GRAND RAPIDS, Mich. — Michigan’s ban on so-called “ballot selfies” — the act of taking a picture of one’s marked ballot — cannot be enforced during the upcoming Nov. 8 general election, a federal judge ruled Monday.
The ruling issued Monday afternoon is a preliminary injunction ordering Michigan’s Secretary of State to not enforce the ban against photographing one’s own ballot or displaying a photo taken of a ballot outside of a polling place.
“The purpose of a preliminary injunction is merely to preserve the relative positions of the parties until a trial on the merits can be held,” according to the motion.
However, the secretary of state has asked the judge to freeze her order so it can file an appeal. If appealed, the Sixth Circuit Court of Appeals would have to agree to hear the case before Election Day in order to keep the ban from being enforced by the state.
Attorney Steve Klein with the Pillar of Law Institute, who filed the lawsuit on behalf of Crookston, called the judge’s decision a “powerful, but narrow ruling.”
“This does not mean Michigan voters can indiscriminately use cameras in polling places or take selfies. What they can do is, after they’ve marked their ballots in a voting booth, take a picture of it and post that photo online,” Klein said by email on Monday.
“The case is not over, but to have this injunction before Election Day is a big step.”
Voters still cannot display marked ballots in the polling place, meaning they cannot hold them up to take a “selfie” alongside their marked ballot, he said.
The lawsuit, filed by Portage resident Joel Crookston on Sept. 9, challenges the restrictions on photographing marked ballots arguing it’s a violation of free speech.
In a response filed in October, the State called the suit a “self-created emergency,” claiming Crookston could not show the law is unconstitutional, while arguing a new, last-minute change to procedures would be “highly disruptive” in the state’s 4,800 precincts which could compromise a “fair and orderly election.”
Below is a portion of the opinion issued Monday by U.S. District Court Judge Janet Neff:
“While fully mindful of the importance of an orderly election, and the amount of time left until the November 8, 2016 election, the Court is nonetheless unpersuaded that the burden to Secretary Johnson is a factor that tips the balance against issuance of the proposed preliminary injunction. The relief requested, to preliminarily enjoin enforcement of the laws and orders prohibiting the photographing of one’s own ballot and display of such photographs outside of polling places, differs in both character and burden from the relief requested in cases cited by Secretary Johnson, e.g., to add candidates or initiatives to ballots.”

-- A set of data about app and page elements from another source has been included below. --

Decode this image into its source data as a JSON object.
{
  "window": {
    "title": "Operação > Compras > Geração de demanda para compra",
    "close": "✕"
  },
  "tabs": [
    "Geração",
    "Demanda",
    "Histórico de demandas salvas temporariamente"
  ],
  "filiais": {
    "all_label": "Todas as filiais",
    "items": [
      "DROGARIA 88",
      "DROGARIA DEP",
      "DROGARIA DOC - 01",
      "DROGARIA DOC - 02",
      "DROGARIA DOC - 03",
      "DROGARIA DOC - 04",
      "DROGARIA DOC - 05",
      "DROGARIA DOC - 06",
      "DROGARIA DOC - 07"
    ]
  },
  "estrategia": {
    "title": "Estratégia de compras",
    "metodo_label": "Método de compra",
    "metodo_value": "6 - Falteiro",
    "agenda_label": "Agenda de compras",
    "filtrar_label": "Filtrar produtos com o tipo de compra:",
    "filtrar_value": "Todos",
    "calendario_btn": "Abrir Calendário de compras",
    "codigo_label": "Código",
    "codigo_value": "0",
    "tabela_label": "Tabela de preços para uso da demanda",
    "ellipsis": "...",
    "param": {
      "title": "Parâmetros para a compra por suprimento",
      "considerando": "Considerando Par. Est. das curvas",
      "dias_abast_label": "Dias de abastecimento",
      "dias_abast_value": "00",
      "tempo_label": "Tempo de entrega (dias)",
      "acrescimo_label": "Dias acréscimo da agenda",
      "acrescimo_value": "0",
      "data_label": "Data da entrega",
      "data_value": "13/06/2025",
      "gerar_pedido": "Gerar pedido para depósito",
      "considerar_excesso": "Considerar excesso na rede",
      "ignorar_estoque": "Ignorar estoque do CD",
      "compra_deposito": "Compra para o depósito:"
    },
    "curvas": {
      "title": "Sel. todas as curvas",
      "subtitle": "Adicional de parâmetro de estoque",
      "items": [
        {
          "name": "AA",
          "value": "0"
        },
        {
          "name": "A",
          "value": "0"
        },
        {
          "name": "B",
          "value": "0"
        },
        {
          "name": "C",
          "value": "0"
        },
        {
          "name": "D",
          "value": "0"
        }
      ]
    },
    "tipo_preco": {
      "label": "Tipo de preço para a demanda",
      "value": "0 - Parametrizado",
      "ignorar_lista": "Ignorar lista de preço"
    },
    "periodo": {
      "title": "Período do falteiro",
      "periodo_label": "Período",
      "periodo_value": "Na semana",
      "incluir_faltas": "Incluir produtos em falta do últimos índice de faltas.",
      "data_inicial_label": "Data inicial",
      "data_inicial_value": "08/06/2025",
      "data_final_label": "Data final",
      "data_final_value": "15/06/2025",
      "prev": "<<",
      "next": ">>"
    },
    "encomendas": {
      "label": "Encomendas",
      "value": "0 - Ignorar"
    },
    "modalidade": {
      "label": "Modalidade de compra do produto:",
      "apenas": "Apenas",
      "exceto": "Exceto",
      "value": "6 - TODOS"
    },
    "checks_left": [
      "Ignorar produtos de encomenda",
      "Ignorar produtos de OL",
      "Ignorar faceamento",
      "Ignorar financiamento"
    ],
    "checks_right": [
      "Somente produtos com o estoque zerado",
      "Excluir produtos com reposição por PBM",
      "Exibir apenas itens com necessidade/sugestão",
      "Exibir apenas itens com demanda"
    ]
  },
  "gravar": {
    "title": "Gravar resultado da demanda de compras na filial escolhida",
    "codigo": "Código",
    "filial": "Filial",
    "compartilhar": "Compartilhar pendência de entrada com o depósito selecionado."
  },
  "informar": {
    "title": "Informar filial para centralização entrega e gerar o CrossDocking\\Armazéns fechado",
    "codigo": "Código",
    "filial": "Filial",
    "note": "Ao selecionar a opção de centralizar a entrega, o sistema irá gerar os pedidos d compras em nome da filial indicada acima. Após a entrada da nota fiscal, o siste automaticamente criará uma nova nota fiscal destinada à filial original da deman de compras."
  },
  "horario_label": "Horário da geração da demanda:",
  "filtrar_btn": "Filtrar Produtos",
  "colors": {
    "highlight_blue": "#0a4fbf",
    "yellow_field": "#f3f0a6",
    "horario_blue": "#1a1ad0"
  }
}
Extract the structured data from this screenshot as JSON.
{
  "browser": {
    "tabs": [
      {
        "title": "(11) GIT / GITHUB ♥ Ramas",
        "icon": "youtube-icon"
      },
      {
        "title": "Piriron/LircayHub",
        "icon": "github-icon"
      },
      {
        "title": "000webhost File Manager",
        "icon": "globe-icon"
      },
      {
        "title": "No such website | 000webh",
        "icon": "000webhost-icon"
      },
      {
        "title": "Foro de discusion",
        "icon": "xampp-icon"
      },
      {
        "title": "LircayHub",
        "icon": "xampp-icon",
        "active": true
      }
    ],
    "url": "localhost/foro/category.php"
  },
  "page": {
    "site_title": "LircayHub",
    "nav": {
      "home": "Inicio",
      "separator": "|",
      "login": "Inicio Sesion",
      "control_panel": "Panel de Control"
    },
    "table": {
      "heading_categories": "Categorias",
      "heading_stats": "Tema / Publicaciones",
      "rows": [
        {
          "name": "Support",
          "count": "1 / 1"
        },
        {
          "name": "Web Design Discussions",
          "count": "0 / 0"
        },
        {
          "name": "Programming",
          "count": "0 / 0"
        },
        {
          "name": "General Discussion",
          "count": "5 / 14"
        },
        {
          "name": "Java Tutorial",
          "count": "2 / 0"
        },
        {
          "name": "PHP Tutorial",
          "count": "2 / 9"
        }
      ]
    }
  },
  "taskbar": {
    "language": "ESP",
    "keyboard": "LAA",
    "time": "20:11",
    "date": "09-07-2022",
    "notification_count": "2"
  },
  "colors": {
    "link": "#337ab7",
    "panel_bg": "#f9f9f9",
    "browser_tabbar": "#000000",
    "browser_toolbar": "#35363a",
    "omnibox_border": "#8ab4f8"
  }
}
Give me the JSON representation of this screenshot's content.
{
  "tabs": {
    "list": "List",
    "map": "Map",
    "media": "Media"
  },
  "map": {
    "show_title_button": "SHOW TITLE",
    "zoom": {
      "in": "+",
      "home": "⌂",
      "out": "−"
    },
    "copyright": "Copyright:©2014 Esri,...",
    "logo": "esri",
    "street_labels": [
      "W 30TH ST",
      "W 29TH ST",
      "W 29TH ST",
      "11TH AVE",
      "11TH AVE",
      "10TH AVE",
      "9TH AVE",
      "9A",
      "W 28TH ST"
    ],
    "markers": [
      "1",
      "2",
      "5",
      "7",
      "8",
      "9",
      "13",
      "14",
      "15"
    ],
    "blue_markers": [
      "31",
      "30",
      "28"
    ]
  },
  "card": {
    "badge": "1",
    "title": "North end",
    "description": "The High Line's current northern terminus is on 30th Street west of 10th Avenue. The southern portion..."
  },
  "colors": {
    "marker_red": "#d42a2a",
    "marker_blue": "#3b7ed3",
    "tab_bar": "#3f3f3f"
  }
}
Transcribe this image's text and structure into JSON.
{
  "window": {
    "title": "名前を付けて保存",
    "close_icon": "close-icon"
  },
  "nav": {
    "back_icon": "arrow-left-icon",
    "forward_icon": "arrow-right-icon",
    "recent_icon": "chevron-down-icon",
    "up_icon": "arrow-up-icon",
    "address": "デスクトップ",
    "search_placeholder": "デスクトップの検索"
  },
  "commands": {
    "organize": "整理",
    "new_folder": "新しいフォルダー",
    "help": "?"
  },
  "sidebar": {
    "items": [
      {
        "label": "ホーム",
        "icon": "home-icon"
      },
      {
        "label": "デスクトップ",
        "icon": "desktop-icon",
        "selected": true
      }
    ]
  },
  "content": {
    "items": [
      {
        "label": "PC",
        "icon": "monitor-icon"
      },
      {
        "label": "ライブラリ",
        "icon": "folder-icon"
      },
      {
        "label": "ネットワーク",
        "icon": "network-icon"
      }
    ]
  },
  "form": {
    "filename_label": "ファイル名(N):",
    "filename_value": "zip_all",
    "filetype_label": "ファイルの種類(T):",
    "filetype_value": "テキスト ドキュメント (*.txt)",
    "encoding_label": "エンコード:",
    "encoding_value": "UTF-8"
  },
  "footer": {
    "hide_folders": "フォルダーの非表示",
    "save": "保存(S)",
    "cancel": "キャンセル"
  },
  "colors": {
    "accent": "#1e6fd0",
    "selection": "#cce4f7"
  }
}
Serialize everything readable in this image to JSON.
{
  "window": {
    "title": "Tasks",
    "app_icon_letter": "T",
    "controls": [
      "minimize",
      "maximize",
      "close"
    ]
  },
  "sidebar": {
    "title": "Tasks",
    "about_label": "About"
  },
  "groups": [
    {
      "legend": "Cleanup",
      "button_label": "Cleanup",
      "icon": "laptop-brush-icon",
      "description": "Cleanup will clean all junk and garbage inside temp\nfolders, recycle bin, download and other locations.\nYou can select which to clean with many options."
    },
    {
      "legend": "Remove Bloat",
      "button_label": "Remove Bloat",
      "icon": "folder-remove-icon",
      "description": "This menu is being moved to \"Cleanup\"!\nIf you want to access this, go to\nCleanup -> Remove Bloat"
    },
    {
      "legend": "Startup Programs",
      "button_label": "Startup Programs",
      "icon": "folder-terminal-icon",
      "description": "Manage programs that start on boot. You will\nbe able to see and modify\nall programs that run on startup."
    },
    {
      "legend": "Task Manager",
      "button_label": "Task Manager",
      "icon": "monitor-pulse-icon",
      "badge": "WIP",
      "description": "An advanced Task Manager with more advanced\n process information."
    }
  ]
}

“…The Court agrees with Plaintiff that the interests in the integrity of the electoral process can be secured in a more reasonable manner than the blanket prohibition on citizen photography…”
The lawsuit stems from a photo posted by Crookston on Facebook in 2012 showing his write-in vote for a friend for a Michigan State University trustee position. Crookston said he was unaware he was breaking the law when he posted a picture of his ballot.
According to state statute, taking pictures or videos in a polling place is considered an “election day offense,” with the only exception being for credentialed news media in limited, pre-determined situations. State law goes even further to stipulate that any ballot shown to someone else other than an individual tasked with legally assisting the voter cast that ballot “shall not be deposited in the ballot box,” but instead marked “rejected for exposure,” meaning the vote won’t be counted.
The law—which has been enacted since 1891—was passed to curtail the practices of vote buying and ballot exposure, which were common place in elections in Michigan and across the United States prior, Fred Woodham, spokesperson for the state bureau of elections, previously told FOX 17.
Asked for a response to the ruling on Monday afternoon, Woodhams said the state was still reviewing the judge’s decision.
There are laws against sharing any photo of your ballot in 18 states, while six other states bar photography in polling places but do allow photos of mail-in ballots, according to a review by The Associated Press.
A recent federal appeals court decision in New Hampshire ruled that state’s “ballot selfie” ban unconstitutional. Upholding a lower court ruling, the decision in New Hampshire called the state’s 2014 law an overreaction to an unsubstantiated concern.
During Michigan’s August primary, U.S. Rep. Justin Amash, R-Cascade Township, even retweeted photos from supporters showing they voted for him.
“It’s one of the reasons I brought this case,” Klein told FOX 17 last month. “Ballot selfies are a fact, they are happening and they’re happening nationwide and in many states where it’s illegal, including Michigan.”